Task item: Gather every line from the entries below that includes "Format".

Interface dataset entries

┄┄┄┄┄┄┄┄┄┄┄┄┄┄┄┄┄┄┄┄

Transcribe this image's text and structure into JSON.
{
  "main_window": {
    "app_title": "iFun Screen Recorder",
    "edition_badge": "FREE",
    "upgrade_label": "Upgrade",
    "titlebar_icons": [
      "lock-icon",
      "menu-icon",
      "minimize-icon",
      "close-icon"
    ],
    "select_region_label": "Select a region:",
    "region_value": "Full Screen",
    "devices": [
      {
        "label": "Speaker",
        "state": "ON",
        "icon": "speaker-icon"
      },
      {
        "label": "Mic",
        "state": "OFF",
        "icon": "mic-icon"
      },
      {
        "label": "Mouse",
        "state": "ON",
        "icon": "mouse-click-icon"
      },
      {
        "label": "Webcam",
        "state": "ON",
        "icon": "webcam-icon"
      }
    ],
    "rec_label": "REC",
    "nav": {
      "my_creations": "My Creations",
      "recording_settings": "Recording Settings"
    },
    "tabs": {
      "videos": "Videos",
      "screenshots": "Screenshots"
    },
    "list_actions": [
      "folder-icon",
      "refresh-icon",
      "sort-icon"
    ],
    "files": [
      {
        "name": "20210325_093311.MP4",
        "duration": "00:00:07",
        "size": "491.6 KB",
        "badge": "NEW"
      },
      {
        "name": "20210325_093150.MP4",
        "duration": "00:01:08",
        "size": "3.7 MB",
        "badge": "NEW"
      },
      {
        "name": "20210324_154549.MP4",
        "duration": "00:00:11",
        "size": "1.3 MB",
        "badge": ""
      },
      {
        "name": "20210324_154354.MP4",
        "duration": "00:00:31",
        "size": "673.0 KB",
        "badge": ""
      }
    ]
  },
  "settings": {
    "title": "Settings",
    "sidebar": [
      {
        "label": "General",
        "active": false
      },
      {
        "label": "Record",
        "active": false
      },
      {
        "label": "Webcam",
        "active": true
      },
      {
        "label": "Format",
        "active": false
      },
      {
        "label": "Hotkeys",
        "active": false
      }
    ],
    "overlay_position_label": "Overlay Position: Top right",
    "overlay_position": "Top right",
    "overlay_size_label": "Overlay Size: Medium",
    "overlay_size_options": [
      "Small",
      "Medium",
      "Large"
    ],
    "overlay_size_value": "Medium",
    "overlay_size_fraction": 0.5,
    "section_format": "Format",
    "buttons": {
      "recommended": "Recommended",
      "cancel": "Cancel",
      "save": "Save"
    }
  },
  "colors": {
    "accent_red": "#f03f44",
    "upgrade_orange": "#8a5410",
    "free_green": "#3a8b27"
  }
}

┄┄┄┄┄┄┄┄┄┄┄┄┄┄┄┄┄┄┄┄

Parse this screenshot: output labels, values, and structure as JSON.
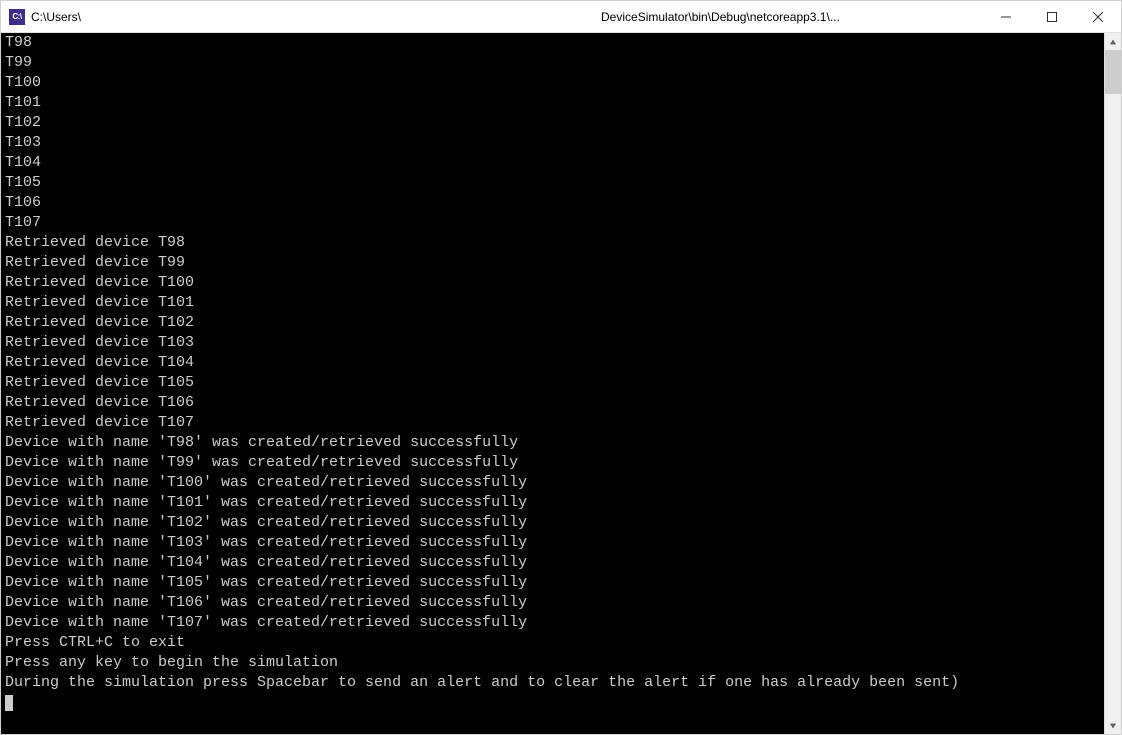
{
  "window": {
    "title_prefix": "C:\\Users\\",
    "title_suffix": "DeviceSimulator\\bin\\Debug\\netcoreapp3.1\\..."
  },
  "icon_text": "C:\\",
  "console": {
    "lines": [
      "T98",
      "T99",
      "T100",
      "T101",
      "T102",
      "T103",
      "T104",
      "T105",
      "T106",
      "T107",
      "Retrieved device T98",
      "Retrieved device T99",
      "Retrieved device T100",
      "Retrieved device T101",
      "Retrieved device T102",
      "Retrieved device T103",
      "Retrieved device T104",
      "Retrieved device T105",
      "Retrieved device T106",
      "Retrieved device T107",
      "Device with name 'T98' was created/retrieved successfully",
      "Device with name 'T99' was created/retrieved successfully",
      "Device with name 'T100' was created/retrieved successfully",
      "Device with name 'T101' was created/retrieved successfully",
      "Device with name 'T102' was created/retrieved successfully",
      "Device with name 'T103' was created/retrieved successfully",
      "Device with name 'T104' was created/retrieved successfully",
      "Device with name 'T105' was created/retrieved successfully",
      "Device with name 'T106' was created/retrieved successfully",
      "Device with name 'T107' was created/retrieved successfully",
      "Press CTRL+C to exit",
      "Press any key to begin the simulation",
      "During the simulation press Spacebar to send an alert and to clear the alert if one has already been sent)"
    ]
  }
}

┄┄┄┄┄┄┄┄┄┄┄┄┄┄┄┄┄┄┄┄

Written response:
        "label": "Format",
    "section_format": "Format",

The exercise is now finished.